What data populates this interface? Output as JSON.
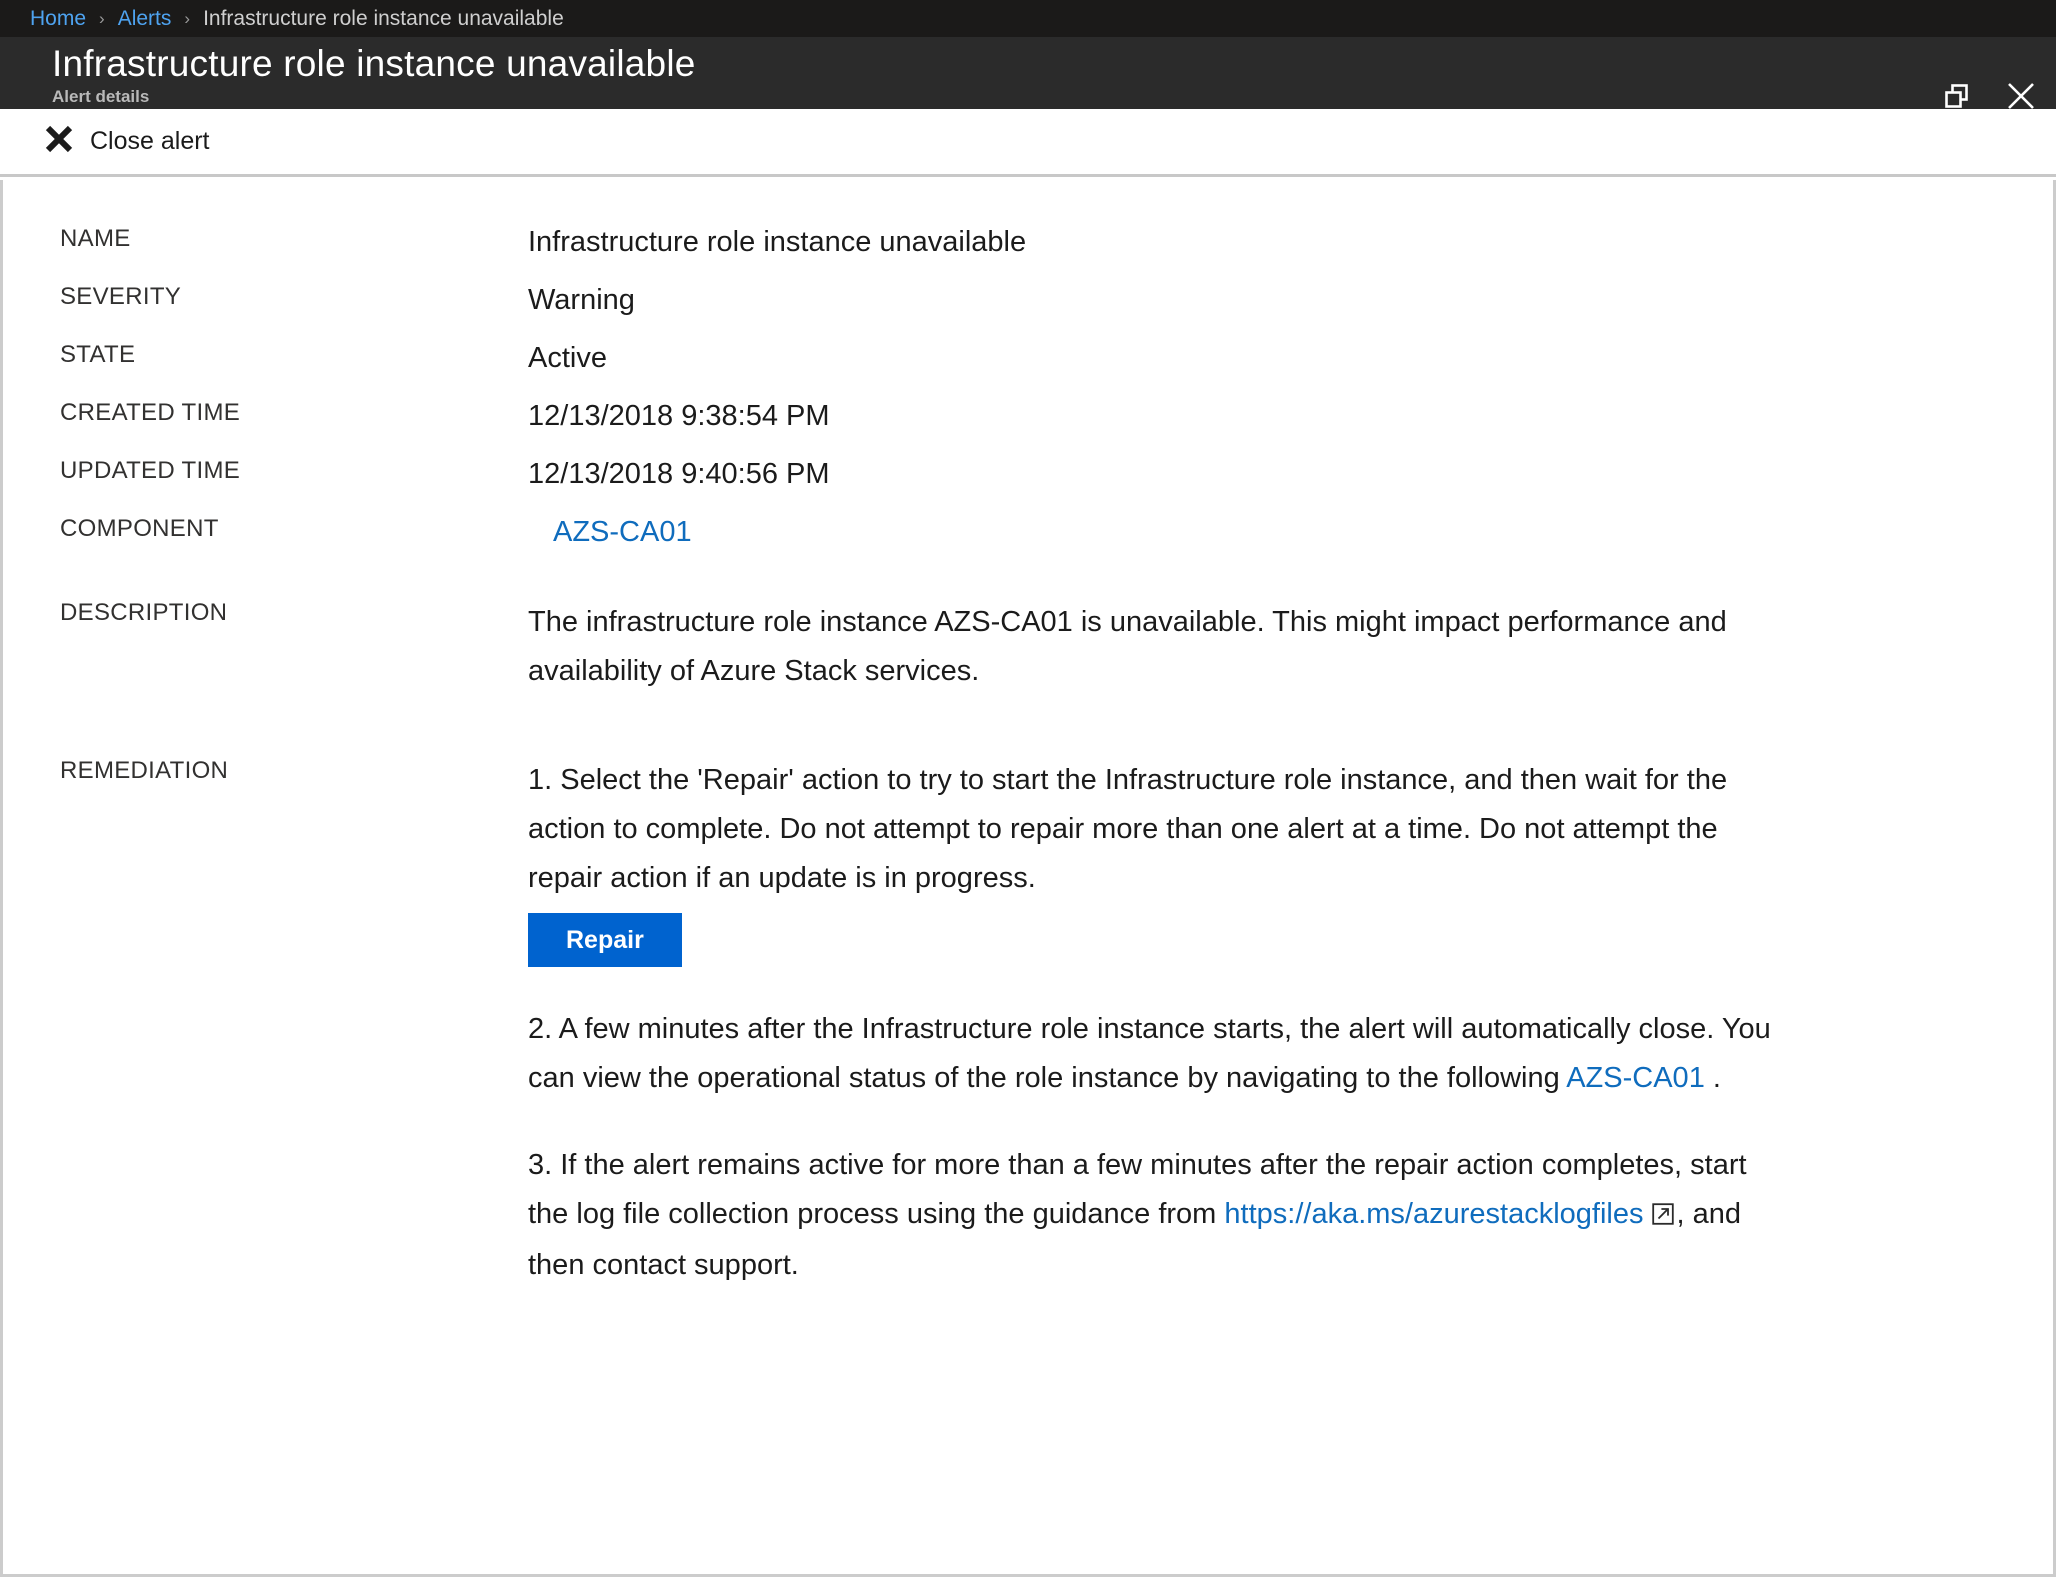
{
  "breadcrumb": {
    "items": [
      {
        "label": "Home",
        "type": "link"
      },
      {
        "label": "Alerts",
        "type": "link"
      },
      {
        "label": "Infrastructure role instance unavailable",
        "type": "current"
      }
    ],
    "separator": "›"
  },
  "header": {
    "title": "Infrastructure role instance unavailable",
    "subtitle": "Alert details",
    "restore_icon": "restore-window-icon",
    "close_icon": "close-window-icon"
  },
  "toolbar": {
    "close_alert_label": "Close alert",
    "close_alert_icon": "x-bold-icon"
  },
  "details": {
    "labels": {
      "name": "NAME",
      "severity": "SEVERITY",
      "state": "STATE",
      "created_time": "CREATED TIME",
      "updated_time": "UPDATED TIME",
      "component": "COMPONENT",
      "description": "DESCRIPTION",
      "remediation": "REMEDIATION"
    },
    "values": {
      "name": "Infrastructure role instance unavailable",
      "severity": "Warning",
      "state": "Active",
      "created_time": "12/13/2018 9:38:54 PM",
      "updated_time": "12/13/2018 9:40:56 PM",
      "component": "AZS-CA01",
      "description": "The infrastructure role instance AZS-CA01 is unavailable. This might impact performance and availability of Azure Stack services."
    }
  },
  "remediation": {
    "step1_text": "1. Select the 'Repair' action to try to start the Infrastructure role instance, and then wait for the action to complete. Do not attempt to repair more than one alert at a time. Do not attempt the repair action if an update is in progress.",
    "repair_button_label": "Repair",
    "step2_before_link": "2. A few minutes after the Infrastructure role instance starts, the alert will automatically close. You can view the operational status of the role instance by navigating to the following ",
    "step2_link": "AZS-CA01",
    "step2_after_link": " .",
    "step3_before_link": "3. If the alert remains active for more than a few minutes after the repair action completes, start the log file collection process using the guidance from ",
    "step3_link": "https://aka.ms/azurestacklogfiles",
    "step3_external_icon": "external-link-icon",
    "step3_after_link": ", and then contact support."
  },
  "colors": {
    "breadcrumb_bg": "#1b1a19",
    "title_bg": "#2b2b2b",
    "link_blue": "#0f6cbd",
    "breadcrumb_link_blue": "#4ea3f0",
    "repair_button_blue": "#0063cf",
    "panel_border": "#cccccc"
  }
}
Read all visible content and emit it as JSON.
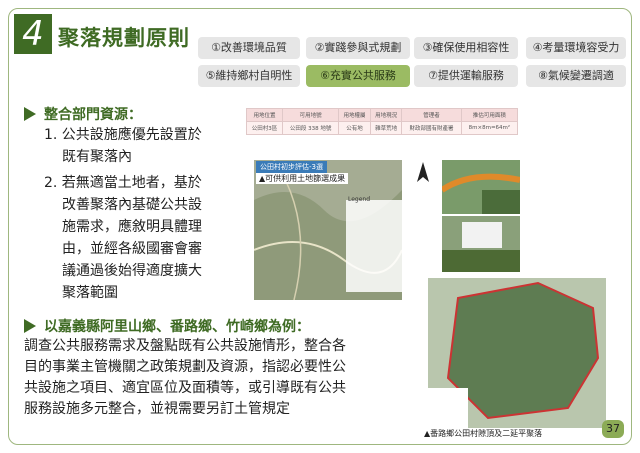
{
  "section": {
    "number": "4",
    "title": "聚落規劃原則"
  },
  "tabs": [
    {
      "label": "①改善環境品質",
      "active": false
    },
    {
      "label": "②實踐參與式規劃",
      "active": false
    },
    {
      "label": "③確保使用相容性",
      "active": false
    },
    {
      "label": "④考量環境容受力",
      "active": false
    },
    {
      "label": "⑤維持鄉村自明性",
      "active": false
    },
    {
      "label": "⑥充實公共服務",
      "active": true
    },
    {
      "label": "⑦提供運輸服務",
      "active": false
    },
    {
      "label": "⑧氣候變遷調適",
      "active": false
    }
  ],
  "point1": {
    "heading": "整合部門資源：",
    "items": [
      [
        "1. 公共設施應優先設置於",
        "既有聚落內"
      ],
      [
        "2. 若無適當土地者，基於",
        "改善聚落內基礎公共設",
        "施需求，應敘明具體理",
        "由，並經各級國審會審",
        "議通過後始得適度擴大",
        "聚落範圍"
      ]
    ]
  },
  "point2": {
    "heading": "以嘉義縣阿里山鄉、番路鄉、竹崎鄉為例：",
    "lines": [
      "調查公共服務需求及盤點既有公共設施情形，整合各",
      "目的事業主管機關之政策規劃及資源，指認必要性公",
      "共設施之項目、適宜區位及面積等，或引導既有公共",
      "服務設施多元整合，並視需要另訂土管規定"
    ]
  },
  "table": {
    "headers": [
      "用地位置",
      "可用地號",
      "用地權屬",
      "用地現況",
      "管理者",
      "推估可用面積"
    ],
    "row": [
      "公田村3區",
      "公田段 338 地號",
      "公有地",
      "雜草荒地",
      "財政部國有財產署",
      "8m×8m=64m²"
    ]
  },
  "map1": {
    "tag": "公田村初步評估-3選",
    "caption": "▲可供利用土地篩選成果",
    "legend_title": "Legend"
  },
  "map2": {
    "caption": "▲番路鄉公田村隙頂及二延平聚落"
  },
  "page_number": "37",
  "colors": {
    "brand_green": "#3f6b24",
    "active_tab": "#9bbb63"
  }
}
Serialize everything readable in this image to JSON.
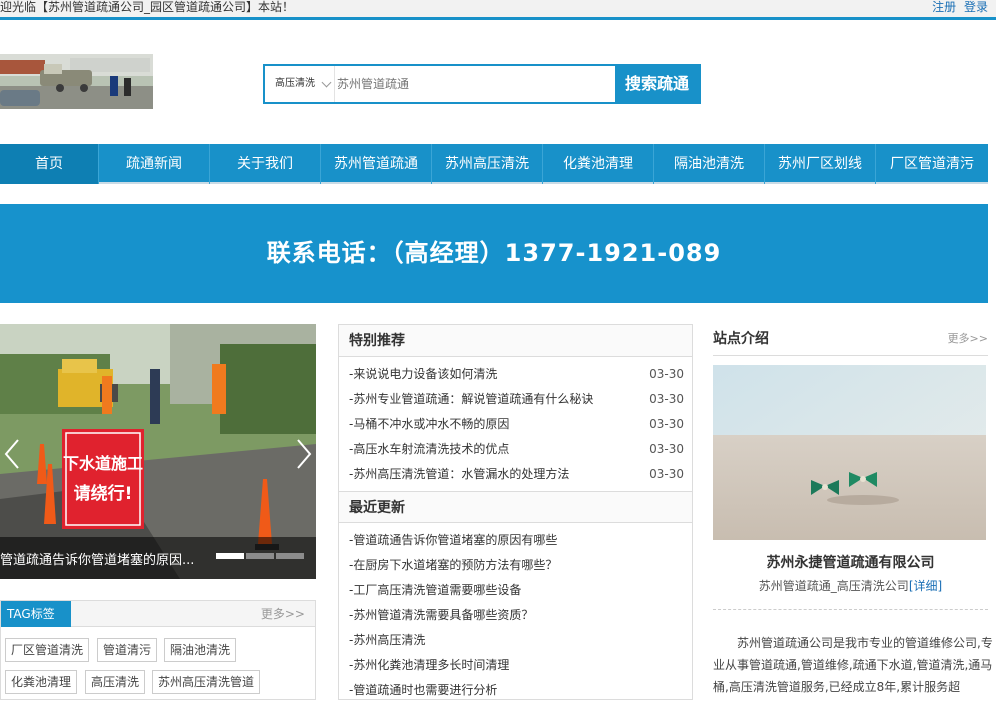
{
  "topbar": {
    "welcome": "迎光临【苏州管道疏通公司_园区管道疏通公司】本站！",
    "register": "注册",
    "login": "登录"
  },
  "search": {
    "type_selected": "高压清洗",
    "placeholder": "苏州管道疏通",
    "button": "搜索疏通"
  },
  "nav": {
    "items": [
      "首页",
      "疏通新闻",
      "关于我们",
      "苏州管道疏通",
      "苏州高压清洗",
      "化粪池清理",
      "隔油池清洗",
      "苏州厂区划线",
      "厂区管道清污"
    ]
  },
  "banner": {
    "phone": "联系电话：（高经理）1377-1921-089"
  },
  "slider": {
    "caption": "管道疏通告诉你管道堵塞的原因...",
    "slides_total": 3,
    "active_slide": 1,
    "sign_text": [
      "下水道施工",
      "请绕行!"
    ]
  },
  "tags": {
    "title": "TAG标签",
    "more": "更多>>",
    "items": [
      "厂区管道清洗",
      "管道清污",
      "隔油池清洗",
      "化粪池清理",
      "高压清洗",
      "苏州高压清洗管道"
    ]
  },
  "special": {
    "title": "特别推荐",
    "items": [
      {
        "title": "-来说说电力设备该如何清洗",
        "date": "03-30"
      },
      {
        "title": "-苏州专业管道疏通：解说管道疏通有什么秘诀",
        "date": "03-30"
      },
      {
        "title": "-马桶不冲水或冲水不畅的原因",
        "date": "03-30"
      },
      {
        "title": "-高压水车射流清洗技术的优点",
        "date": "03-30"
      },
      {
        "title": "-苏州高压清洗管道：水管漏水的处理方法",
        "date": "03-30"
      }
    ]
  },
  "recent": {
    "title": "最近更新",
    "items": [
      "-管道疏通告诉你管道堵塞的原因有哪些",
      "-在厨房下水道堵塞的预防方法有哪些？",
      "-工厂高压清洗管道需要哪些设备",
      "-苏州管道清洗需要具备哪些资质？",
      "-苏州高压清洗",
      "-苏州化粪池清理多长时间清理",
      "-管道疏通时也需要进行分析"
    ]
  },
  "intro": {
    "title": "站点介绍",
    "more": "更多>>",
    "company": "苏州永捷管道疏通有限公司",
    "subtitle": "苏州管道疏通_高压清洗公司",
    "detail_link": "[详细]",
    "description": "苏州管道疏通公司是我市专业的管道维修公司,专业从事管道疏通,管道维修,疏通下水道,管道清洗,通马桶,高压清洗管道服务,已经成立8年,累计服务超"
  },
  "colors": {
    "primary": "#1891c9",
    "link": "#1a6fb5"
  }
}
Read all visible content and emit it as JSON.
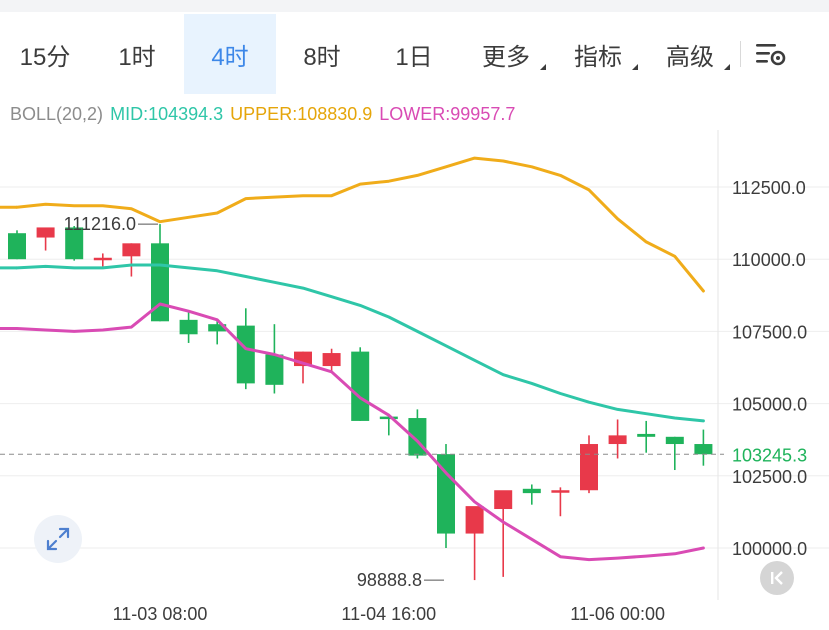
{
  "toolbar": {
    "tabs": [
      {
        "label": "15分",
        "active": false,
        "dropdown": false
      },
      {
        "label": "1时",
        "active": false,
        "dropdown": false
      },
      {
        "label": "4时",
        "active": true,
        "dropdown": false
      },
      {
        "label": "8时",
        "active": false,
        "dropdown": false
      },
      {
        "label": "1日",
        "active": false,
        "dropdown": false
      },
      {
        "label": "更多",
        "active": false,
        "dropdown": true
      },
      {
        "label": "指标",
        "active": false,
        "dropdown": true
      },
      {
        "label": "高级",
        "active": false,
        "dropdown": true
      }
    ],
    "settings_icon": "chart-settings-icon"
  },
  "indicator": {
    "name": "BOLL(20,2)",
    "mid": "MID:104394.3",
    "upper": "UPPER:108830.9",
    "lower": "LOWER:99957.7"
  },
  "colors": {
    "up": "#e8394a",
    "down": "#1fb35b",
    "mid": "#2fc6a8",
    "upper": "#f0ac1a",
    "lower": "#d94bb4",
    "accent": "#3d87e8"
  },
  "chart_data": {
    "type": "candlestick",
    "ylim": [
      98700,
      115000
    ],
    "yticks": [
      "112500.0",
      "110000.0",
      "107500.0",
      "105000.0",
      "102500.0",
      "100000.0"
    ],
    "ytick_values": [
      112500,
      110000,
      107500,
      105000,
      102500,
      100000
    ],
    "xticks": [
      "11-03 08:00",
      "11-04 16:00",
      "11-06 00:00"
    ],
    "xtick_candle_index": [
      5,
      13,
      21
    ],
    "current_price": "103245.3",
    "current_price_value": 103245.3,
    "annotations": [
      {
        "text": "111216.0",
        "candle_index": 5,
        "value": 111216.0,
        "side": "left"
      },
      {
        "text": "98888.8",
        "candle_index": 15,
        "value": 98888.8,
        "side": "left"
      }
    ],
    "candles": [
      {
        "o": 110900,
        "h": 111000,
        "l": 110000,
        "c": 110000
      },
      {
        "o": 110750,
        "h": 110800,
        "l": 110300,
        "c": 111100
      },
      {
        "o": 111100,
        "h": 111150,
        "l": 109950,
        "c": 110000
      },
      {
        "o": 110000,
        "h": 110200,
        "l": 109750,
        "c": 110050
      },
      {
        "o": 110100,
        "h": 110550,
        "l": 109400,
        "c": 110550
      },
      {
        "o": 110550,
        "h": 111216,
        "l": 107850,
        "c": 107850
      },
      {
        "o": 107900,
        "h": 108200,
        "l": 107100,
        "c": 107400
      },
      {
        "o": 107750,
        "h": 107900,
        "l": 107050,
        "c": 107500
      },
      {
        "o": 107700,
        "h": 108300,
        "l": 105500,
        "c": 105700
      },
      {
        "o": 106700,
        "h": 107750,
        "l": 105350,
        "c": 105650
      },
      {
        "o": 106300,
        "h": 106800,
        "l": 105700,
        "c": 106800
      },
      {
        "o": 106300,
        "h": 106900,
        "l": 106100,
        "c": 106750
      },
      {
        "o": 106800,
        "h": 106950,
        "l": 104400,
        "c": 104400
      },
      {
        "o": 104550,
        "h": 104600,
        "l": 103900,
        "c": 104500
      },
      {
        "o": 104500,
        "h": 104800,
        "l": 103100,
        "c": 103200
      },
      {
        "o": 103250,
        "h": 103600,
        "l": 100000,
        "c": 100500
      },
      {
        "o": 100500,
        "h": 101400,
        "l": 98888.8,
        "c": 101450
      },
      {
        "o": 101350,
        "h": 101350,
        "l": 99000,
        "c": 102000
      },
      {
        "o": 102050,
        "h": 102200,
        "l": 101500,
        "c": 101900
      },
      {
        "o": 101950,
        "h": 102100,
        "l": 101100,
        "c": 102000
      },
      {
        "o": 102000,
        "h": 103900,
        "l": 101900,
        "c": 103600
      },
      {
        "o": 103600,
        "h": 104450,
        "l": 103100,
        "c": 103900
      },
      {
        "o": 103950,
        "h": 104400,
        "l": 103300,
        "c": 103850
      },
      {
        "o": 103850,
        "h": 103850,
        "l": 102700,
        "c": 103600
      },
      {
        "o": 103600,
        "h": 104100,
        "l": 102850,
        "c": 103245.3
      }
    ],
    "series": [
      {
        "key": "upper",
        "values": [
          111800,
          111900,
          111850,
          111850,
          111750,
          111300,
          111450,
          111600,
          112100,
          112150,
          112200,
          112200,
          112600,
          112700,
          112900,
          113200,
          113500,
          113400,
          113200,
          112900,
          112400,
          111400,
          110600,
          110100,
          108900
        ]
      },
      {
        "key": "mid",
        "values": [
          109700,
          109750,
          109700,
          109700,
          109800,
          109800,
          109700,
          109600,
          109400,
          109200,
          109000,
          108700,
          108400,
          108000,
          107500,
          107000,
          106500,
          106000,
          105700,
          105350,
          105050,
          104800,
          104650,
          104500,
          104400
        ]
      },
      {
        "key": "lower",
        "values": [
          107600,
          107550,
          107500,
          107550,
          107650,
          108450,
          108200,
          107900,
          106900,
          106700,
          106400,
          106100,
          105200,
          104600,
          103700,
          102600,
          101600,
          100900,
          100300,
          99700,
          99600,
          99650,
          99720,
          99800,
          100000
        ]
      }
    ]
  }
}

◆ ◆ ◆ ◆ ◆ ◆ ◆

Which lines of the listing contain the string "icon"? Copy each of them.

    "restore_icon": "restore-window-icon",
    "close_icon": "close-window-icon"
    "close_alert_icon": "x-bold-icon"
    "step3_external_icon": "external-link-icon",
    "settings_icon": "chart-settings-icon"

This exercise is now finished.